(i) a magnetostricitve core; and
(ii) a ferroelectric shell,

2. The nanoparticle of claim 1, further comprising a target moiety.

3. The nanoparticle of claim 1, wherein the core is a CoFe2O4 or a substituted CoFe2O4 core.

4. The nanoparticle of claim 3, wherein the CoFe2O4 or a substituted CoFe2O4 core is a single crystalline core.

5. The nanoparticle of claim 1, wherein the shell is a BaTiO3 shell or a substituted BaTiO3 shell.

6. The nanoparticle of claim 5, wherein the BaTiO3 shell or a substituted BaTiO3 shell is of a single crystalline nature.

7. The nanoparticle of claim 1, wherein the nanoparticle is biocompatible.

8. A method for conducting Magneto-elasto-electroporation (MEEP) comprising:

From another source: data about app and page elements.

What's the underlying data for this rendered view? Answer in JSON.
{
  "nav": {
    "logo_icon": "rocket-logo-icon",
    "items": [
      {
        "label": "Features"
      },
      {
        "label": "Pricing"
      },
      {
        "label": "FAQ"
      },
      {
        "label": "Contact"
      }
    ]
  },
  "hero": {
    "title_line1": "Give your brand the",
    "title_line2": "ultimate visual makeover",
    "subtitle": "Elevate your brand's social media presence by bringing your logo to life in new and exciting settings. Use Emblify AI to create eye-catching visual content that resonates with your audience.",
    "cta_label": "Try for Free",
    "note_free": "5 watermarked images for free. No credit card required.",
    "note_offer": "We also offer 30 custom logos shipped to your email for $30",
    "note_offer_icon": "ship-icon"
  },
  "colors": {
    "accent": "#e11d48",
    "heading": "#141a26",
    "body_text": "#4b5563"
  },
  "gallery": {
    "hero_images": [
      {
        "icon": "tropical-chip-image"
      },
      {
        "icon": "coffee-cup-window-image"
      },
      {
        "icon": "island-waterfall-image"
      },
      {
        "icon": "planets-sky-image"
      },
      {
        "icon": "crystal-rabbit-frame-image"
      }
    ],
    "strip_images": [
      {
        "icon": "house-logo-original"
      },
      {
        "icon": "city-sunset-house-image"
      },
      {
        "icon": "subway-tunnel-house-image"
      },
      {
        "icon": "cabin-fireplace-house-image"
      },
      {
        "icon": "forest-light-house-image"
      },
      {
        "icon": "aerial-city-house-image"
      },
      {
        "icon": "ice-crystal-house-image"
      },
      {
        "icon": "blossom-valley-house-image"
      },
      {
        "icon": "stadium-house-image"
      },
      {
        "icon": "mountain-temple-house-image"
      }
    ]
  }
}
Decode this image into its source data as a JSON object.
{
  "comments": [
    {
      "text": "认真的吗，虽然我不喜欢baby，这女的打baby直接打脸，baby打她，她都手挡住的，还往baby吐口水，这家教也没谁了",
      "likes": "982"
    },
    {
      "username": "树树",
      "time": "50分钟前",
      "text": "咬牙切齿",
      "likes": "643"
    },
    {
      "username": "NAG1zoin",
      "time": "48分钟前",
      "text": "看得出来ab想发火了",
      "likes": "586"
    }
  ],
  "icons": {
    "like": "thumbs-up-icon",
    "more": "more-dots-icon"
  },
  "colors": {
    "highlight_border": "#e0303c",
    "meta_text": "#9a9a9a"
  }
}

(i) positioning a nanoparticle of claim 1 within 100 nanometers of a targeted lipid membrane; and
(ii) exposing the target lipid membrane and nanoparticle to an alternating current (AC) magnetic field.

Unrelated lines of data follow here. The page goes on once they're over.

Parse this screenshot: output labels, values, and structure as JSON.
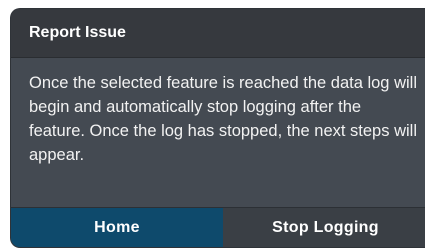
{
  "dialog": {
    "title": "Report Issue",
    "message": "Once the selected feature is reached the data log will begin and automatically stop logging after the feature. Once the log has stopped, the next steps will appear.",
    "buttons": {
      "home_label": "Home",
      "stop_logging_label": "Stop Logging"
    }
  },
  "colors": {
    "header_bg": "#36393e",
    "body_bg": "#444a52",
    "primary_button_bg": "#0e4a6c",
    "secondary_button_bg": "#3a3f45",
    "text": "#ffffff"
  }
}
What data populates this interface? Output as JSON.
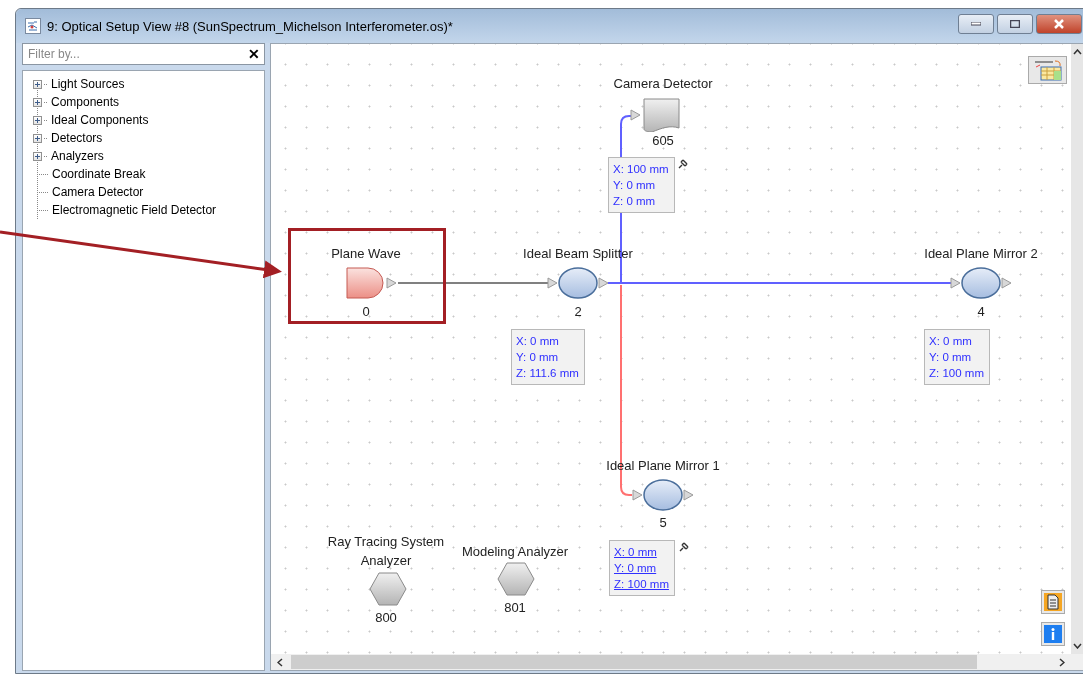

9. The method of claim 8, wherein the AC magnetic field has an intensity between 50 to 100 Oe and a frequency between 20 to 100 Hz.

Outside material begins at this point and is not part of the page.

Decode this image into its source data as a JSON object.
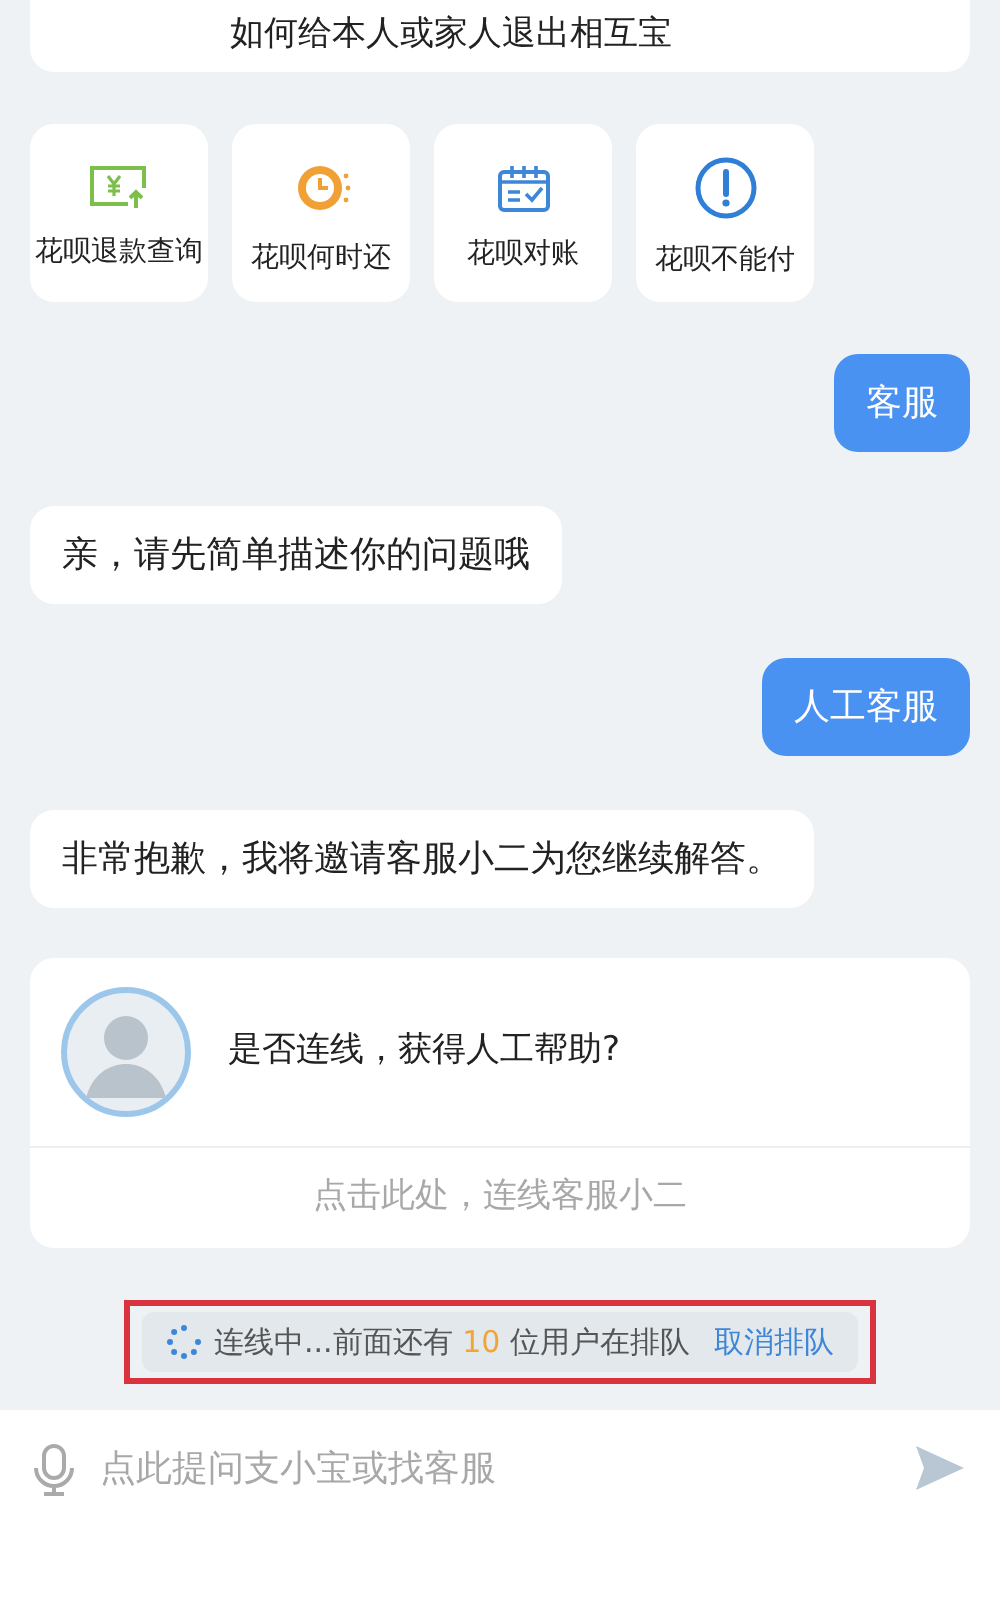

10. The method of claim 8, wherein the lipid membrane and CSMENs are exposed to the AC magnetic field for 1 to second intervals for between 1 to 60 minutes.

11. The method of claim 8, wherein the lipid membrane is positioned between a magnetic field source and the nanoparticles.

12. The method of claim 8, wherein the nanoparticles are positioned by magnetic steering of the nanoparticles.

13. The method of claim 12, wherein the nanoparticles are administered to a subject.

14. The method of claim 13, wherein the subject is a human.

15. The method of claim 8, further comprising detecting the location of the nanoparticle.

Patent History
Publication number: 20180297858
Type: Application
Filed: Oct 14, 2016
Publication Date: Oct 18, 2018
Inventors: Soutik BETAL (San Antonio, TX), Binita SHRESTHA (San Antonio, TX), Moumita DUTTA (San Antonio, TX), Kelly NASH (San Antonio, TX), Liang TANG (San Antonio, TX), Amar S BHALLA (San Antonio, TX), Ruyan GUO (San Antonio, TX)
Application Number: 15/768,141
International Classification: C01G 51/00 (20060101); H01F 1/00 (20060101); A61K 9/00 (20060101); A61K 9/51 (20060101); H01F 1/34 (20060101);